_WHAT IS NEEDED_
Within the material, how many of the lines include the word "text"? State only that number.

_RECORDS SUPPLIED_
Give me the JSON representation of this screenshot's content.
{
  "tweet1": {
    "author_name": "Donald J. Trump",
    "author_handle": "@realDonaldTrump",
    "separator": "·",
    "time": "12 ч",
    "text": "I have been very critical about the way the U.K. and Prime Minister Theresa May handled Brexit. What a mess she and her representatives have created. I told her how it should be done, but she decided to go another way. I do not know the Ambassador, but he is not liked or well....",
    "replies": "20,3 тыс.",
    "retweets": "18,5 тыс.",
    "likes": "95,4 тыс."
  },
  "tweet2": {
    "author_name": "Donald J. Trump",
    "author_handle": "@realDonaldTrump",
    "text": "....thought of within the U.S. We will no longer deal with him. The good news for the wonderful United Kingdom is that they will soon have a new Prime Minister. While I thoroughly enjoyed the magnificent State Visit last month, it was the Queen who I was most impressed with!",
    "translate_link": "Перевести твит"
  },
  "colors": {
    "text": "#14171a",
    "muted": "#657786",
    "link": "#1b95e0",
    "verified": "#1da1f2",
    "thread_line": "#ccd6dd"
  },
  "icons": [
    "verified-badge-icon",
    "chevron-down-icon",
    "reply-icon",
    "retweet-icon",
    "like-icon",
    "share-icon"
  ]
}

_TASK RESPONSE_
3